As of now, even the opposition Bharatiya Janata Party (BJP) looks weak and does not seem likely to win the next election outright.
In the event of a hung parliament in 2014, the president's role will be all the more crucial.
"Obviously, Mukherjee will play a decisive role as to who to invite to form the next government in the event of a fractured mandate. But he cannot be seen to be partisan and as president, he has to be like Caesar's wife - above suspicion," political scientist Dr. Sudha Pai told DW.
But Pai does concede that Mukherjee would make a good president because of his long standing in politics and his affable personality.
"He is a decent politician, knows the constitution and more importantly has a good equation with all politicians cutting across party lines," she adds.

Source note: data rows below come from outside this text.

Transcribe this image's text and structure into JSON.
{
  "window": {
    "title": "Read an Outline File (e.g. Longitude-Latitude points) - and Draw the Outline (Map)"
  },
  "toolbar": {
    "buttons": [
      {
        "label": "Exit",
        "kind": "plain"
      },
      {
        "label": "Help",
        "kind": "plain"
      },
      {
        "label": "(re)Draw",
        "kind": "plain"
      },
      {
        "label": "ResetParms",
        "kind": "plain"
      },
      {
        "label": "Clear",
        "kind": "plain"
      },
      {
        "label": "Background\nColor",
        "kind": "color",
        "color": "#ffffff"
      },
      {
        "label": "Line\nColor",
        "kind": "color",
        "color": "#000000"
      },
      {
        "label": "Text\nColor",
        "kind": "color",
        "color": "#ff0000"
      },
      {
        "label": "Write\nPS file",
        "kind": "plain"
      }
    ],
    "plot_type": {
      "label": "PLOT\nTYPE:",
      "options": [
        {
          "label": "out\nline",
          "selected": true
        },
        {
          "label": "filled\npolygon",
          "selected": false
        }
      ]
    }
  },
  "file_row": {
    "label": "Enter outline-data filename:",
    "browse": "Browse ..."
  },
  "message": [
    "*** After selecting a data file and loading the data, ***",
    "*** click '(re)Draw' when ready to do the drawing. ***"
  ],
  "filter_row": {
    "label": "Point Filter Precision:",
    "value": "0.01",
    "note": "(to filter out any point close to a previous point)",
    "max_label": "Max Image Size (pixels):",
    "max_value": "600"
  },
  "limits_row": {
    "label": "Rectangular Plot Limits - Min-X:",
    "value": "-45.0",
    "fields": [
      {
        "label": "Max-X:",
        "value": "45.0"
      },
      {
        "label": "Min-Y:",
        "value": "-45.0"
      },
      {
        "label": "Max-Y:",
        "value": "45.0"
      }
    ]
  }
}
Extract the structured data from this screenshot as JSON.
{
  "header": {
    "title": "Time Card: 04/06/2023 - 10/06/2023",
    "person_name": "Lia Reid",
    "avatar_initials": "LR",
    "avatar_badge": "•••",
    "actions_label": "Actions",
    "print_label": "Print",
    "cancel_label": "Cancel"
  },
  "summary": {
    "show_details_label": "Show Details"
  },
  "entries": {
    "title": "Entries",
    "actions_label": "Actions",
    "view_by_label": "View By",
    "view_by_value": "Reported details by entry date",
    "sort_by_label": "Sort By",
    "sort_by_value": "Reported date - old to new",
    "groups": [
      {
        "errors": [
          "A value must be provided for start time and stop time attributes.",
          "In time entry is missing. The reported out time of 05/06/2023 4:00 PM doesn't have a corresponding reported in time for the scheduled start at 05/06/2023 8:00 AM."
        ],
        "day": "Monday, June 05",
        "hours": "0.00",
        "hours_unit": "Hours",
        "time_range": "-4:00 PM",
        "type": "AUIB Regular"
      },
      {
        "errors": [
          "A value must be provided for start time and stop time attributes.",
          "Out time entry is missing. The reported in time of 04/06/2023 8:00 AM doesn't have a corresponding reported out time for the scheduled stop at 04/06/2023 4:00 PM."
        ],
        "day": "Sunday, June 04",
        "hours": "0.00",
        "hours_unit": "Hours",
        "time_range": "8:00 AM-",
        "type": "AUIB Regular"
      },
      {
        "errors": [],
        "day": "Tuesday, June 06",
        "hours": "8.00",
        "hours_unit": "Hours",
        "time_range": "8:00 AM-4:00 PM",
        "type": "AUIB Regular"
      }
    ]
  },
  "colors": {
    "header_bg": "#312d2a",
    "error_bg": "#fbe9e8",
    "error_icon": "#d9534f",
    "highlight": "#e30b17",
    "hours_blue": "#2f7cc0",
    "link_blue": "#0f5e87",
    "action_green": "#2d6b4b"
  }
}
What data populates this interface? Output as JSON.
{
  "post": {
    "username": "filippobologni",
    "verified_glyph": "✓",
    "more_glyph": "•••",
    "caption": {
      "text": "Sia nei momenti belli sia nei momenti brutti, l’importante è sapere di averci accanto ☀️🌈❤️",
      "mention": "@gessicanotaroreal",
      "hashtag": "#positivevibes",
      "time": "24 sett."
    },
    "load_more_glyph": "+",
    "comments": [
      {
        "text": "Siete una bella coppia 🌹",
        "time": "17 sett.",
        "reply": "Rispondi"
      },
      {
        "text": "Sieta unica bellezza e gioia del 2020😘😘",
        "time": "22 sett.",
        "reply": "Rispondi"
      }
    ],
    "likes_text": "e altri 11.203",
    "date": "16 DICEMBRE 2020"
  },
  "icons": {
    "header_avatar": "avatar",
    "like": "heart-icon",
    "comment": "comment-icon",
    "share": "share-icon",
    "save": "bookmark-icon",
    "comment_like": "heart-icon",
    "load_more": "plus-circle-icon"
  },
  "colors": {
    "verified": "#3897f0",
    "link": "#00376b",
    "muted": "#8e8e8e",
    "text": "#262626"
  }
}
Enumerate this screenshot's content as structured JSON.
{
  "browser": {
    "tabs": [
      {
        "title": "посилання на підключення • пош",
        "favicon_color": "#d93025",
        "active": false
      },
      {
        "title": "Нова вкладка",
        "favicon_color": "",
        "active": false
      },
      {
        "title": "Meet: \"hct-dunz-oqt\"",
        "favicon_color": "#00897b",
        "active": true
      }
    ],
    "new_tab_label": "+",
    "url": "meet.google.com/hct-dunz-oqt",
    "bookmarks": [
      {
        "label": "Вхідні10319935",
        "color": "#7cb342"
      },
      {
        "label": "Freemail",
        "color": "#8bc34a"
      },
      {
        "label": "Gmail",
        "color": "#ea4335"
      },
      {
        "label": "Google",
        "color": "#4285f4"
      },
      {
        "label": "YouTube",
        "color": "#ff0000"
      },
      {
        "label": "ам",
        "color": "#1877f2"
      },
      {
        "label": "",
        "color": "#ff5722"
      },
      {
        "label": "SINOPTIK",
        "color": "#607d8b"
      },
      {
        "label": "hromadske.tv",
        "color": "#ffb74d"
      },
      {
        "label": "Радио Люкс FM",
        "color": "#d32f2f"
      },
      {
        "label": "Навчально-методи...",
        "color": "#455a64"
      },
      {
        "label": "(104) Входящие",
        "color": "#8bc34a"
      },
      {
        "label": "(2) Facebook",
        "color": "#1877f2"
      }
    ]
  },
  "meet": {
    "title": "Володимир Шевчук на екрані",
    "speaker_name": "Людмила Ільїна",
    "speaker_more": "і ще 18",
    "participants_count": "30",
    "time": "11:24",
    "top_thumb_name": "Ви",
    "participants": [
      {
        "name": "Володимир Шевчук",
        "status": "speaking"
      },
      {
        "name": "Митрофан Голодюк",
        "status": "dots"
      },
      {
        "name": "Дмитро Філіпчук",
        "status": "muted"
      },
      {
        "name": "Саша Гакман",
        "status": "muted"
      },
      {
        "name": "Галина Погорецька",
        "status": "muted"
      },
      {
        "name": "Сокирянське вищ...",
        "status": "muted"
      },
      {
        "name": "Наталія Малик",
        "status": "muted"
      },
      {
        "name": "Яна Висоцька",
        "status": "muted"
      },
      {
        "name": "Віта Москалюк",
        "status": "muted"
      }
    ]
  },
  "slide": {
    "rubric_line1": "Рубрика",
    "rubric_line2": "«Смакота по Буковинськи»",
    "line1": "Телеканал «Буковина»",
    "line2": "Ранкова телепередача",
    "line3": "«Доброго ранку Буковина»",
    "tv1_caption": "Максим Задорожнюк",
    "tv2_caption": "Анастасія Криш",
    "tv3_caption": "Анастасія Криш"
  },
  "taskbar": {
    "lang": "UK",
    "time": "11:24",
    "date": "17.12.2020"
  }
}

However there are others who concede that Mukherjee's role as future president would come under scrutiny from the political class.
"Mukherjee has been in the eye of the storm as finance minister - with soaring inflation, key reforms being blocked and periodic hikes of petrol prices. His performance will come under the scanner and he cannot be perceived to be playing party politics," G V L Narasimha Rao, a noted psephologist told DW.
The jury is still out on the degree of influence Mukherjee will wield in his next role as president. The votes for the presidential election will be counted Sunday and the victorious candidate will be replacing India's first female president, Pratibha Devisingh Patil, whose five-year term ends next week.
Author: Murali Krishnan
Editor: Sarah Berning